= Action item =
What is needed is the whole of the data, set down exactly.

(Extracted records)
--------------------------------

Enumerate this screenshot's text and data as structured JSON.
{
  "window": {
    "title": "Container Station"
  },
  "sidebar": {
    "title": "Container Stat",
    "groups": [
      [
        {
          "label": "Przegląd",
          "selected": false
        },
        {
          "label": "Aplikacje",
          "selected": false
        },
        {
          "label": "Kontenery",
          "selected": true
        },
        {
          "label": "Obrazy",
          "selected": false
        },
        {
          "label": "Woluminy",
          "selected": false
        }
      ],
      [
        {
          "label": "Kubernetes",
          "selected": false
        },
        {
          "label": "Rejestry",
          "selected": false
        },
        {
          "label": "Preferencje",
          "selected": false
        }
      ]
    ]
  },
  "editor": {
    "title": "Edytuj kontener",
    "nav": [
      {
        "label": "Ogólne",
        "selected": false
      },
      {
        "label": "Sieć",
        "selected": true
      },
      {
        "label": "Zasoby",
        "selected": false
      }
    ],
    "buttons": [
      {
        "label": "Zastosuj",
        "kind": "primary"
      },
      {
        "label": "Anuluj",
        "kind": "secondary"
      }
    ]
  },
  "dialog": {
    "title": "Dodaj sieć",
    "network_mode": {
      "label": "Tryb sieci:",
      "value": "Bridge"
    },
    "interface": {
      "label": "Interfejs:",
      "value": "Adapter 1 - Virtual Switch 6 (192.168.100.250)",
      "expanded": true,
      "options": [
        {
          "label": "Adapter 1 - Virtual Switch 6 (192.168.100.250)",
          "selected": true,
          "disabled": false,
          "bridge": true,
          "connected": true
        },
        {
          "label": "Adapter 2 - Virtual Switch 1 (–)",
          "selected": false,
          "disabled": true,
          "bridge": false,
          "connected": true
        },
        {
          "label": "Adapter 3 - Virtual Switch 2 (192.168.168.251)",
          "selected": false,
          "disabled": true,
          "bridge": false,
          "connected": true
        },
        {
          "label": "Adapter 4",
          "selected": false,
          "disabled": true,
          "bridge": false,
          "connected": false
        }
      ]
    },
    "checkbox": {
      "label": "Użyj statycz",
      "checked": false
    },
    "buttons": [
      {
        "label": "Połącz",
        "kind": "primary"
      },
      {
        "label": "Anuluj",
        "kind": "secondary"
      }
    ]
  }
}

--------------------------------

= Answer box =
Enumerate this screenshot's text and data as structured JSON.
{
  "window": {
    "title": "Container Station"
  },
  "sidebar": {
    "title": "Container Stat",
    "groups": [
      [
        {
          "label": "Przegląd",
          "selected": false
        },
        {
          "label": "Aplikacje",
          "selected": false
        },
        {
          "label": "Kontenery",
          "selected": true
        },
        {
          "label": "Obrazy",
          "selected": false
        },
        {
          "label": "Woluminy",
          "selected": false
        }
      ],
      [
        {
          "label": "Kubernetes",
          "selected": false
        },
        {
          "label": "Rejestry",
          "selected": false
        },
        {
          "label": "Preferencje",
          "selected": false
        }
      ]
    ]
  },
  "editor": {
    "title": "Edytuj kontener",
    "nav": [
      {
        "label": "Ogólne",
        "selected": false
      },
      {
        "label": "Sieć",
        "selected": true
      },
      {
        "label": "Zasoby",
        "selected": false
      }
    ],
    "buttons": [
      {
        "label": "Zastosuj",
        "kind": "primary"
      },
      {
        "label": "Anuluj",
        "kind": "secondary"
      }
    ]
  },
  "dialog": {
    "title": "Dodaj sieć",
    "network_mode": {
      "label": "Tryb sieci:",
      "value": "Bridge"
    },
    "interface": {
      "label": "Interfejs:",
      "value": "Adapter 1 - Virtual Switch 6 (192.168.100.250)",
      "expanded": true,
      "options": [
        {
          "label": "Adapter 1 - Virtual Switch 6 (192.168.100.250)",
          "selected": true,
          "disabled": false,
          "bridge": true,
          "connected": true
        },
        {
          "label": "Adapter 2 - Virtual Switch 1 (–)",
          "selected": false,
          "disabled": true,
          "bridge": false,
          "connected": true
        },
        {
          "label": "Adapter 3 - Virtual Switch 2 (192.168.168.251)",
          "selected": false,
          "disabled": true,
          "bridge": false,
          "connected": true
        },
        {
          "label": "Adapter 4",
          "selected": false,
          "disabled": true,
          "bridge": false,
          "connected": false
        }
      ]
    },
    "checkbox": {
      "label": "Użyj statycz",
      "checked": false
    },
    "buttons": [
      {
        "label": "Połącz",
        "kind": "primary"
      },
      {
        "label": "Anuluj",
        "kind": "secondary"
      }
    ]
  }
}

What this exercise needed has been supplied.